History, too, is a weapon in this conflict, as Political Correspondent Carl Dinnen reports
Russian President Vladimir Putin has blamed the West for Moscow’s invasion of Ukraine, and drawn parallels with the Red Army’s fight against Nazi troops in the Second World War and Russia's military action in Ukraine.
Speaking at a military parade on Monday marking victory over Germany in 1945, Mr Putin slammed NATO and the West, blaming them in unfounded claims for deploying troops and weaponry to Ukraine, and declaring Moscow's invasion was a preemptive move to ward off aggression.
He justified what the Kremlin calls a “special military operation” as “the forced, timely and only correct decision" in order to defend Russia’s sovereignty. Drawing a link with Russia's fight against fascism 77 years ago and its invasion of Ukraine, Putin praised the country's soldiers, declaring "the death of every soldier and officer is a tragedy to us".
He claimed the Russian army is "fighting in their own land," and is defending "peaceful citizens" in the Donbas region of Ukraine.
Mr Putin said that just as previous generations "fought the enemy in Moscow, Kyiv… and Kharkiv" now Russian soldiers were "fighting for our people in Donbas, for the security of our motherland, Russia".
In a video message posted on his official Telegram channel commemorating victory over Nazi Germany in the Second World War, Ukrainian president Volodymyr Zelenskyy said "we will not give anyone a single piece of our history", adding: "We won then, we will win now too".
"Very soon there will be two Victory Days in Ukraine.
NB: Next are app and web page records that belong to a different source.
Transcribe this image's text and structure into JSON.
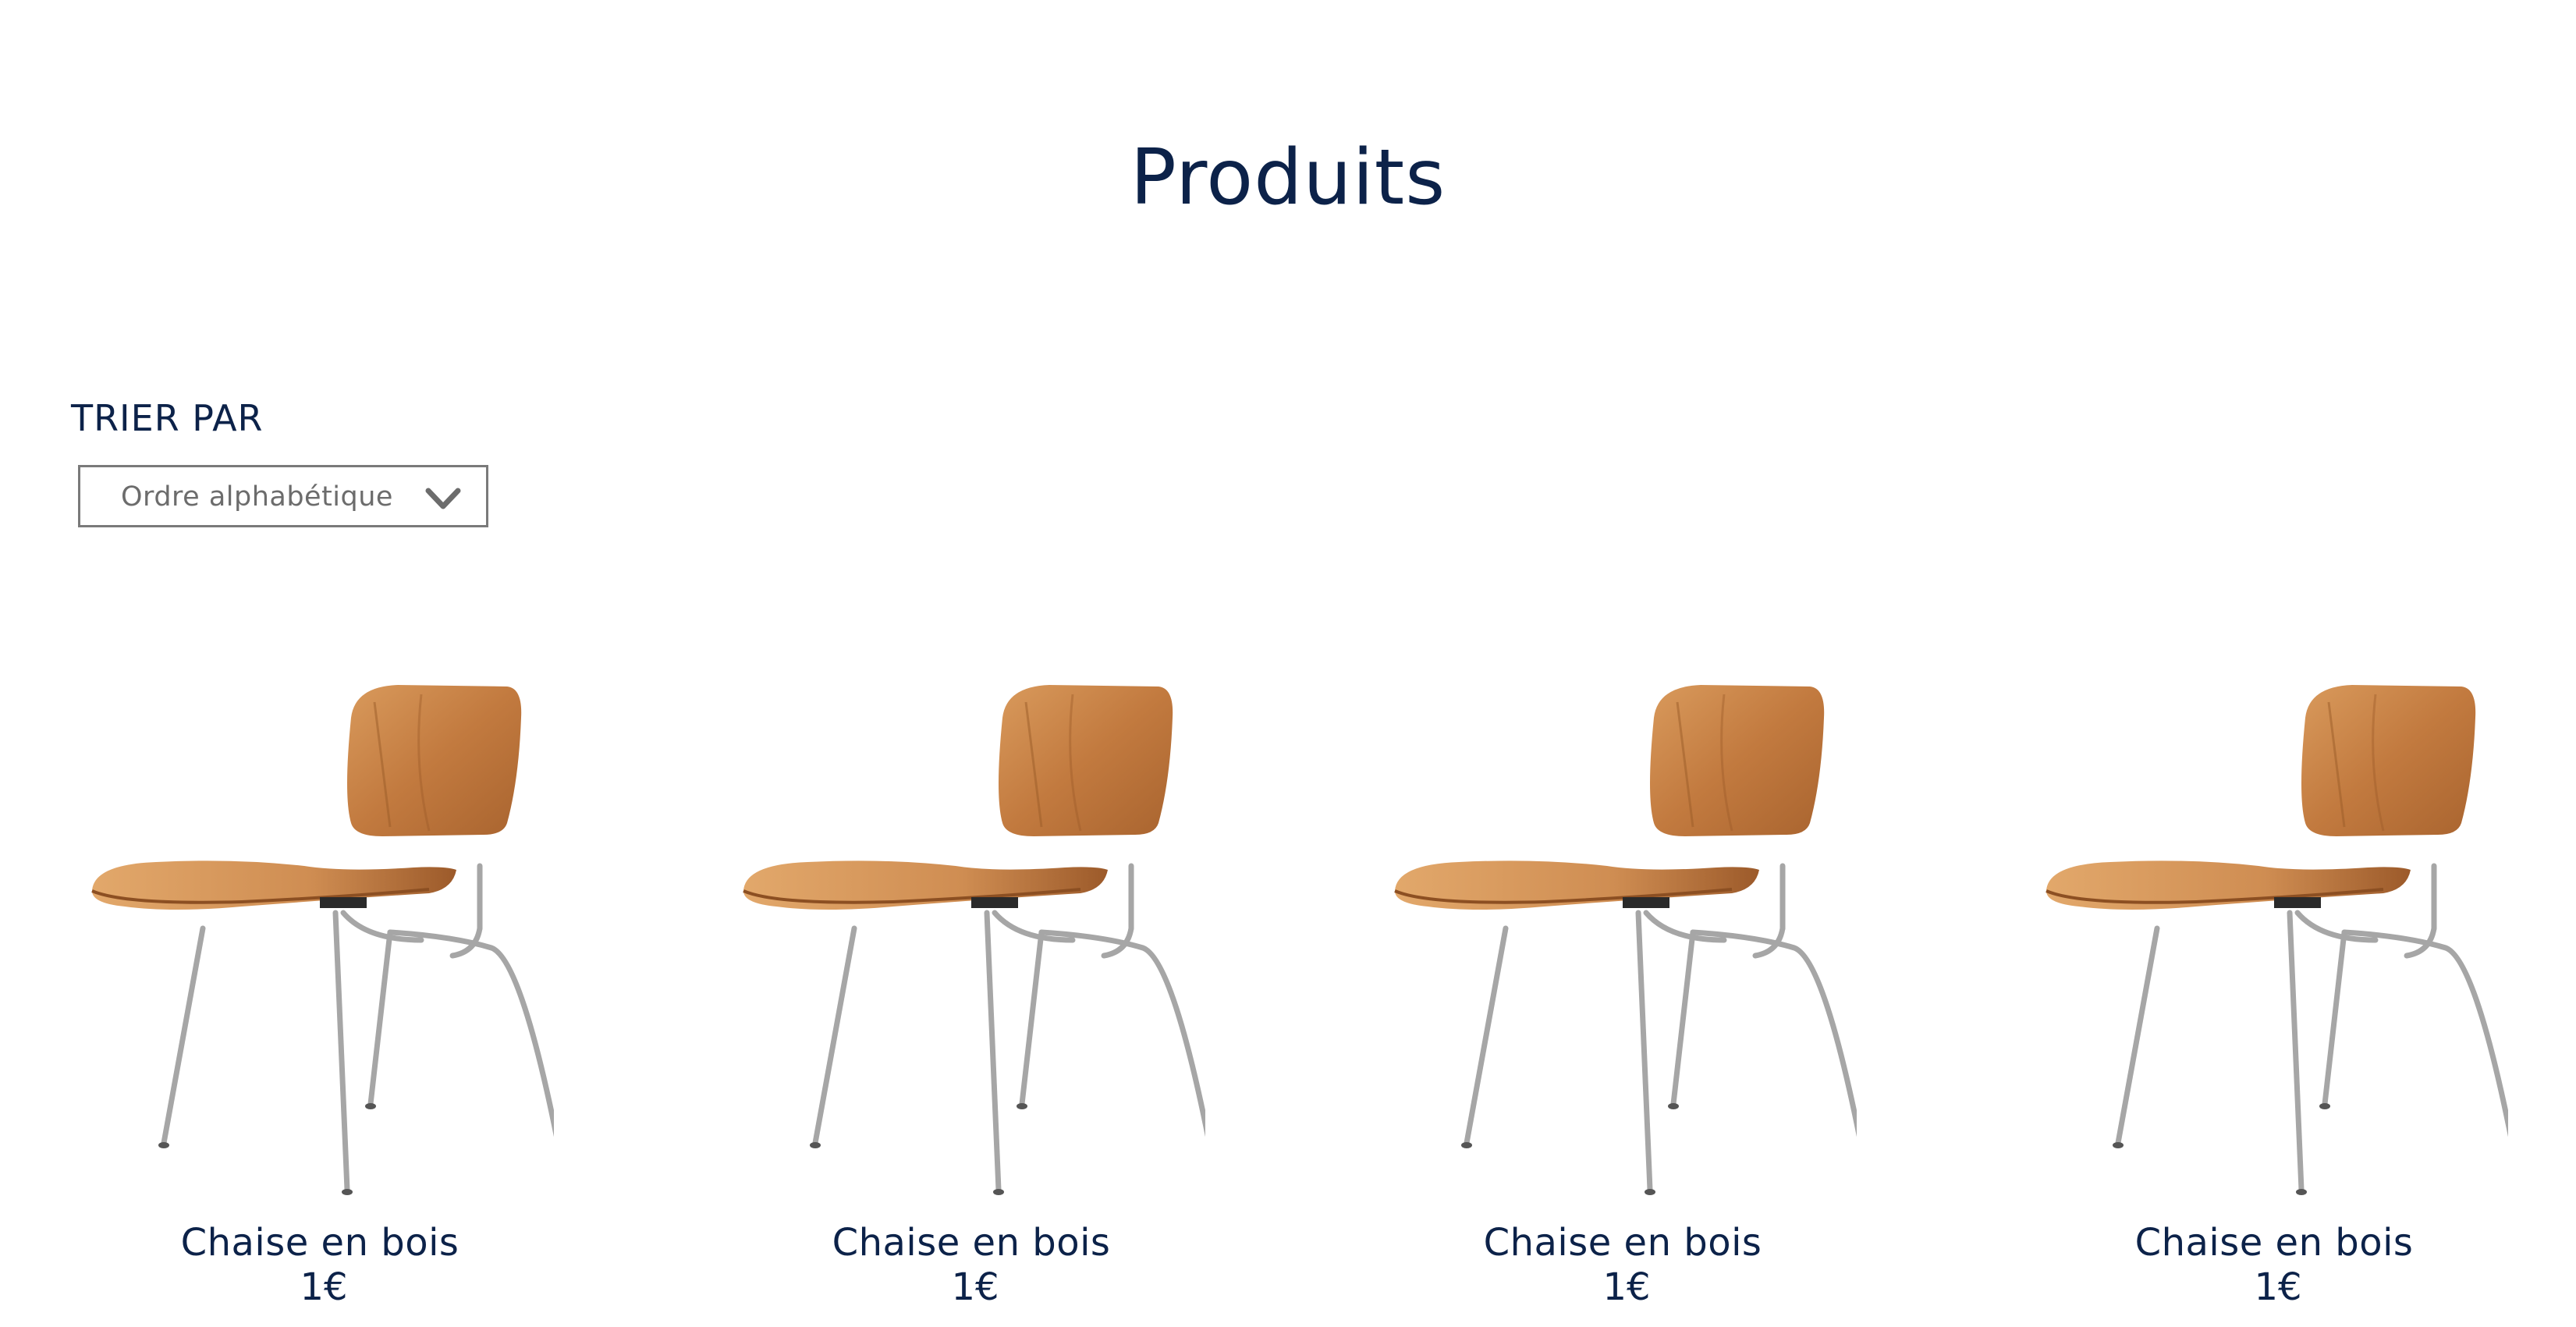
{
  "page": {
    "title": "Produits"
  },
  "sort": {
    "label": "TRIER PAR",
    "selected": "Ordre alphabétique",
    "icon": "chevron-down-icon"
  },
  "products": [
    {
      "name": "Chaise en bois",
      "price": "1€",
      "image": "wooden-chair-image"
    },
    {
      "name": "Chaise en bois",
      "price": "1€",
      "image": "wooden-chair-image"
    },
    {
      "name": "Chaise en bois",
      "price": "1€",
      "image": "wooden-chair-image"
    },
    {
      "name": "Chaise en bois",
      "price": "1€",
      "image": "wooden-chair-image"
    }
  ],
  "colors": {
    "text": "#0c2249",
    "select_border": "#7a7a7a",
    "select_text": "#6c6c6c",
    "wood": "#c8884e",
    "steel": "#a9a9a9"
  }
}
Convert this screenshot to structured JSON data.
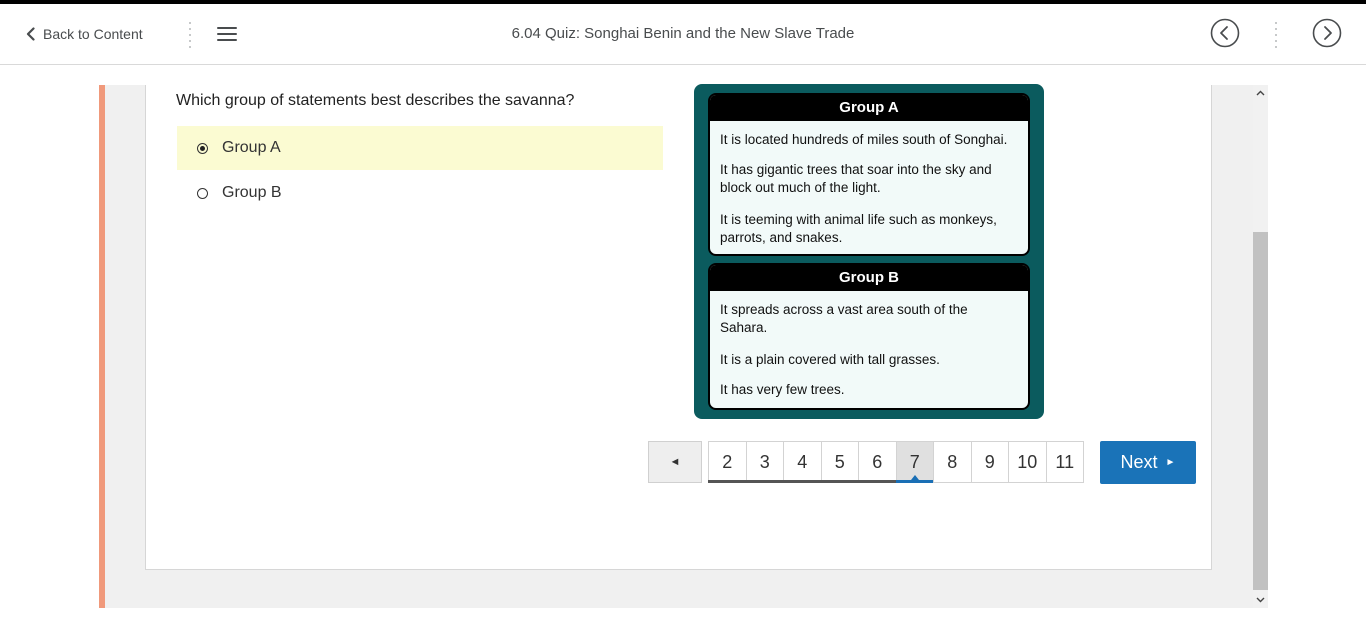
{
  "nav": {
    "back_label": "Back to Content",
    "title": "6.04 Quiz: Songhai Benin and the New Slave Trade"
  },
  "question": {
    "text": "Which group of statements best describes the savanna?",
    "options": [
      {
        "label": "Group A",
        "selected": true
      },
      {
        "label": "Group B",
        "selected": false
      }
    ]
  },
  "groups": [
    {
      "title": "Group A",
      "statements": [
        "It is located hundreds of miles south of Songhai.",
        "It has gigantic trees that soar into the sky and block out much of the light.",
        "It is teeming with animal life such as monkeys, parrots, and snakes."
      ]
    },
    {
      "title": "Group B",
      "statements": [
        "It spreads across a vast area south of the Sahara.",
        "It is a plain covered with tall grasses.",
        "It has very few trees."
      ]
    }
  ],
  "pager": {
    "prev_symbol": "◄",
    "pages": [
      "2",
      "3",
      "4",
      "5",
      "6",
      "7",
      "8",
      "9",
      "10",
      "11"
    ],
    "current": "7",
    "next_label": "Next",
    "next_symbol": "►"
  },
  "colors": {
    "accent_left": "#f0997b",
    "card_frame": "#0b5b5e",
    "next_button": "#1a73b8",
    "selected_option_bg": "#fbfbd2"
  }
}
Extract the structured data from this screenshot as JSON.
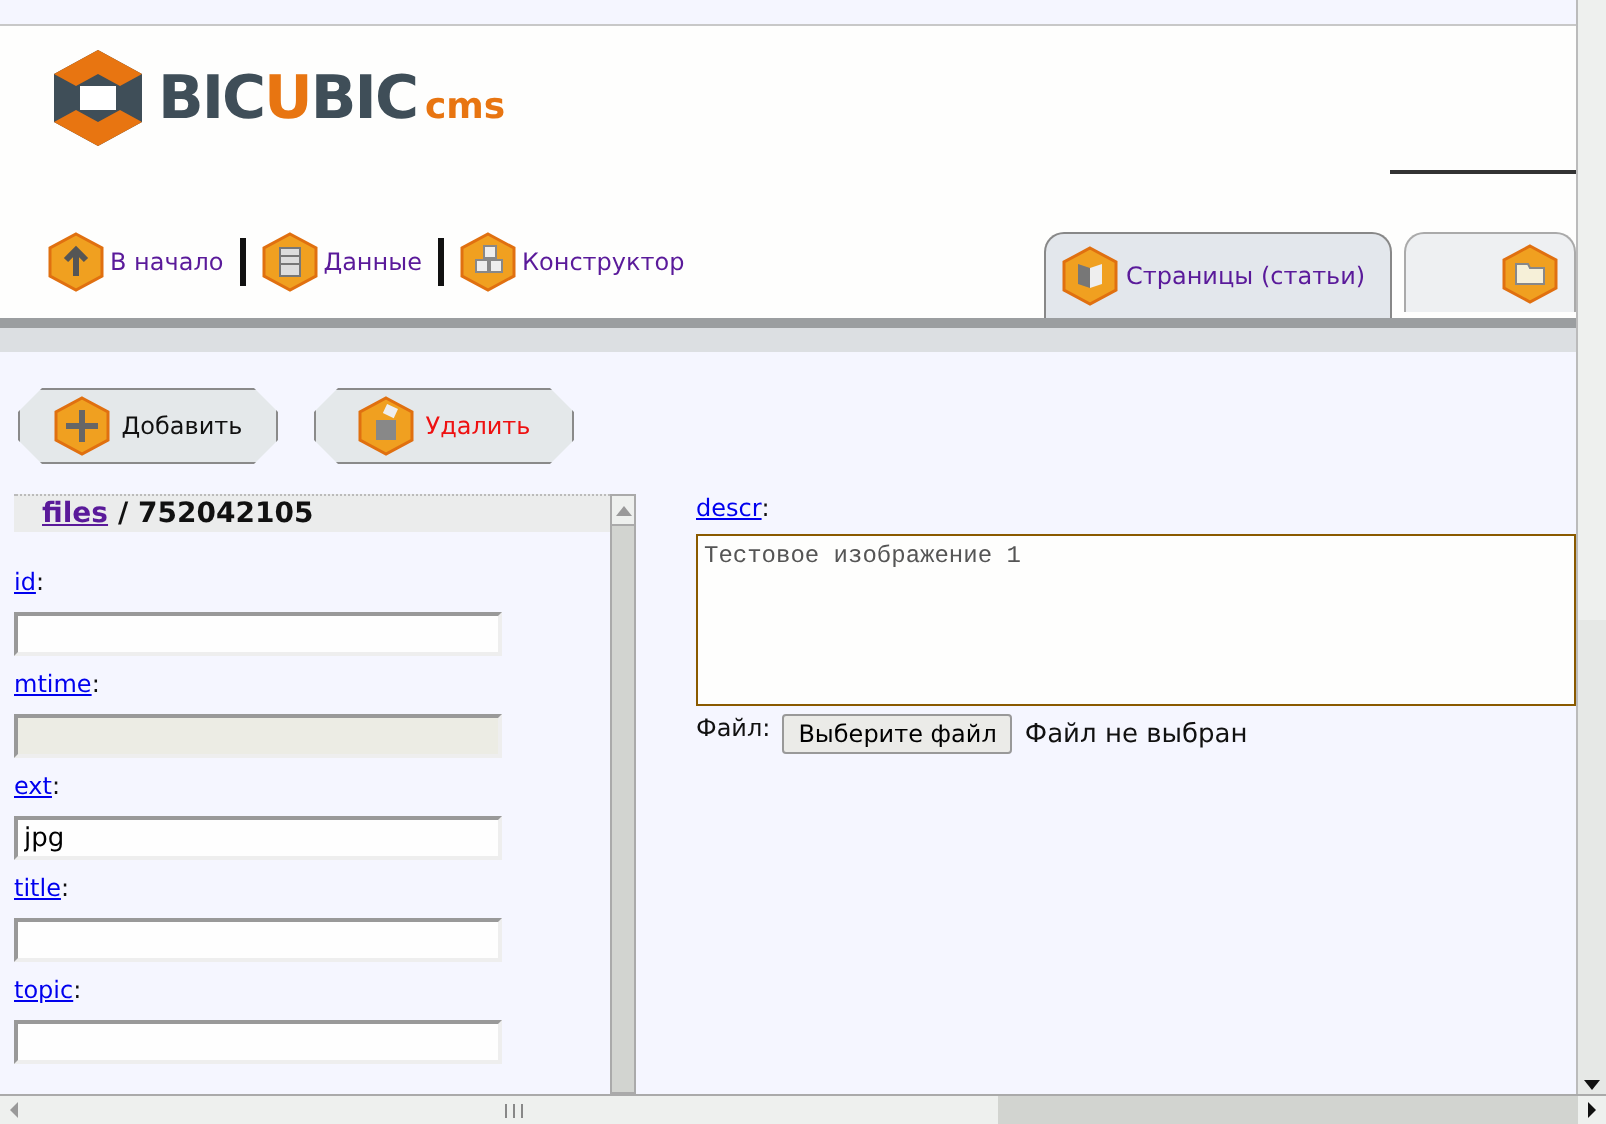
{
  "logo": {
    "main": "BIC",
    "accent": "U",
    "end": "BIC",
    "suffix": "cms"
  },
  "nav": [
    {
      "label": "В начало"
    },
    {
      "label": "Данные"
    },
    {
      "label": "Конструктор"
    }
  ],
  "tabs": [
    {
      "label": "Страницы (статьи)",
      "selected": true
    },
    {
      "selected": false
    }
  ],
  "actions": [
    {
      "label": "Добавить",
      "kind": "add"
    },
    {
      "label": "Удалить",
      "kind": "delete"
    }
  ],
  "record": {
    "table": "files",
    "separator": "/",
    "id": "752042105"
  },
  "fields": [
    {
      "name": "id",
      "colon": ":",
      "disabled": false
    },
    {
      "name": "mtime",
      "colon": ":",
      "disabled": true
    },
    {
      "name": "ext",
      "colon": ":",
      "value": "jpg",
      "disabled": false
    },
    {
      "name": "title",
      "colon": ":",
      "disabled": false
    },
    {
      "name": "topic",
      "colon": ":",
      "disabled": false
    }
  ],
  "descr": {
    "name": "descr",
    "colon": ":",
    "value": "Тестовое изображение 1"
  },
  "file": {
    "label": "Файл:",
    "button": "Выберите файл",
    "status": "Файл не выбран"
  }
}
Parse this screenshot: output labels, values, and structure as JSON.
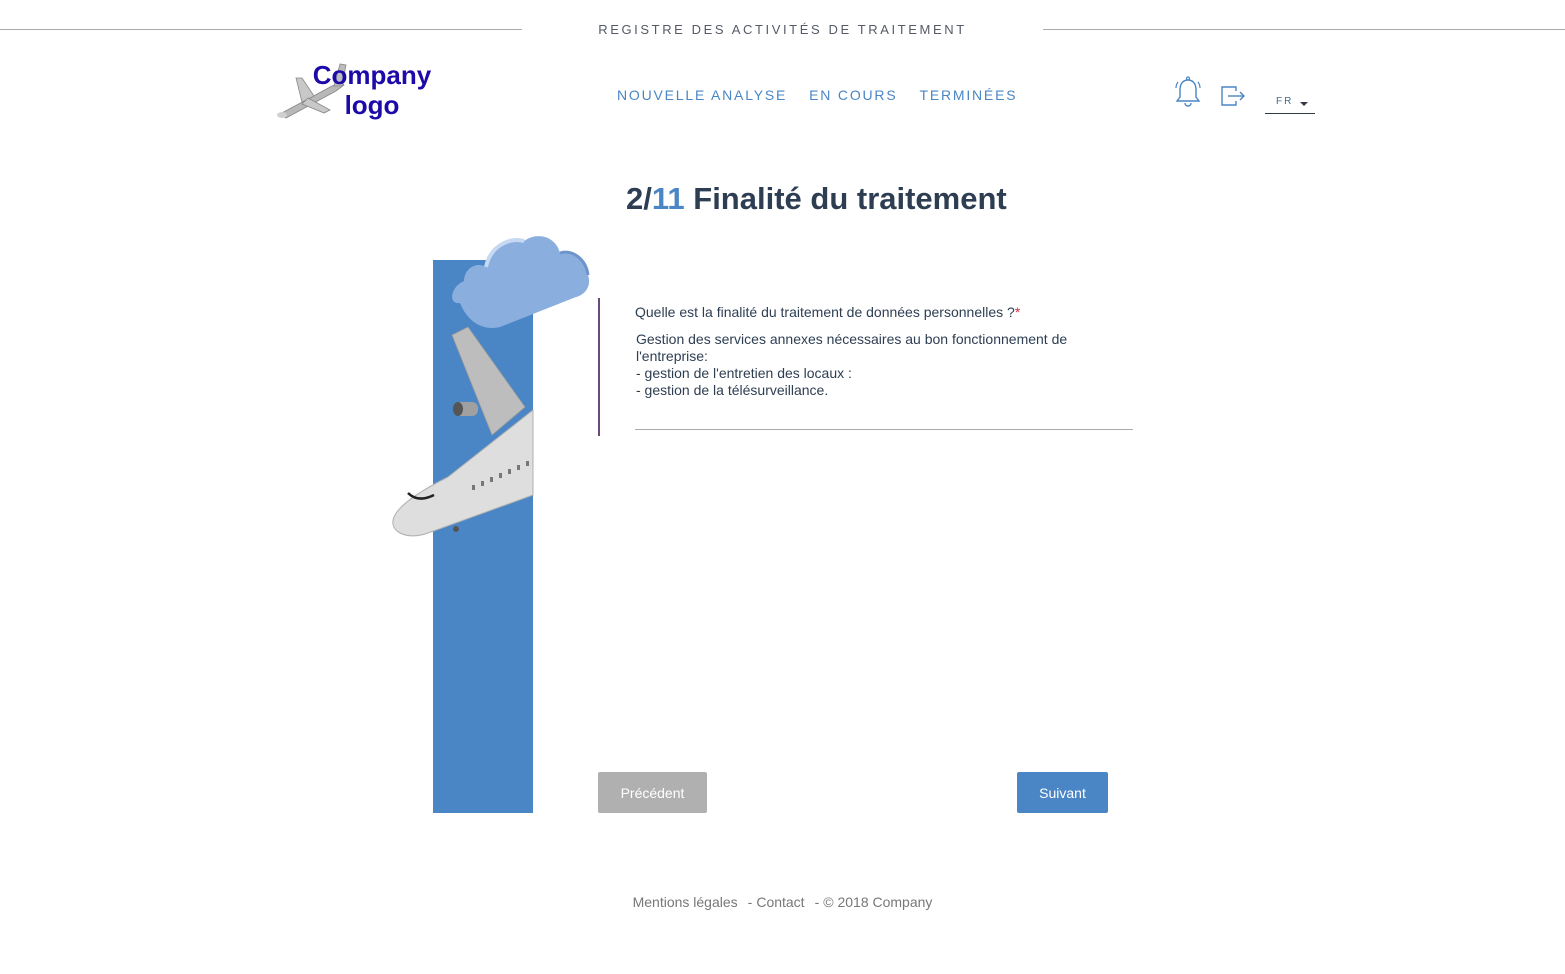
{
  "app": {
    "title": "REGISTRE DES ACTIVITÉS DE TRAITEMENT",
    "logo_line1": "Company",
    "logo_line2": "logo"
  },
  "nav": [
    {
      "label": "NOUVELLE ANALYSE"
    },
    {
      "label": "EN COURS"
    },
    {
      "label": "TERMINÉES"
    }
  ],
  "header_icons": {
    "notifications": "bell-icon",
    "logout": "logout-icon"
  },
  "language": {
    "selected": "FR"
  },
  "step": {
    "current": "2/",
    "total": "11",
    "title": " Finalité du traitement"
  },
  "question": {
    "label": "Quelle est la finalité du traitement de données personnelles ?",
    "required_mark": "*",
    "answer": "Gestion des services annexes nécessaires au bon fonctionnement de l'entreprise:\n- gestion de l'entretien des locaux :\n- gestion de la télésurveillance."
  },
  "buttons": {
    "previous": "Précédent",
    "next": "Suivant"
  },
  "footer": {
    "legal": "Mentions légales",
    "contact": "Contact",
    "copyright": "© 2018 Company",
    "separator": "-"
  },
  "colors": {
    "accent": "#4a86c5",
    "logo": "#1d0aa8",
    "title": "#2e3e52",
    "button_disabled": "#b0b0b0",
    "question_rule": "#6a4a7a"
  }
}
And someone will not have even one left," he said.
There had been fears Putin would use his speech at the parade to declare the conflict in Ukraine all-out war, but these proved unfounded. He did not declare even a limited victory or signal where the conflict was headed as the war stretched into its third month.
The flag of the Soviet Union was marched past Mr Putin during the Victory Day parade. The president laments the collapse of the USSR in 1991 and believes the invasion of Ukraine is part of his mission to right the wrongs caused by the end of the regime.
Tanks, armoured personnel carriers and transports carrying huge intercontinental ballistic missiles paraded past the president and crowds that had gathered in Red Square as part of the patriotic national holiday that celebrates the Soviet Union's victory over Nazi Germany.
Putin has previously said his invasion of Russia's neighbour was aimed at the “demilitarisation” of Ukraine to remove a perceived military threat to Russia by “neo-Nazis.”
In his video message to mark the day, Mr Zelenskyy said: "We are proud of our ancestors who together with other nations in the anti-Hitler coalition defeated Nazism. We will not allow anyone to annex this victory, we will not allow it to be appropriated.
"Our enemy dreamed that we would refuse to celebrate May 9 and the victory over Nazism. So the word 'denazification' gets a chance."
Russian forces pushed forward in their assault on Ukraine, seeking to capture the crucial southern port city of Mariupol as Moscow celebrated the Victory Day holiday. The last civilians sheltering in the bunkers beneath the steel mill in the decimated Ukrainian port arrived late on Sunday night in Zaporizhzhia, the first major Ukrainian city beyond the frontline.
It is thought around 2,000 Ukrainian fighters remain holed-up in the Azovstal plant, the last bastion of Ukrainian resistance in Mariupol.
Dozens of people were feared dead after a Russian bomb destroyed a school in Ukraine's Donbas region over the weekend. The governor of Luhansk province said the school in the village of Bilohorivka had caught fire after the bombing on Saturday. Emergency crews found two bodies and rescued 30 people, he said.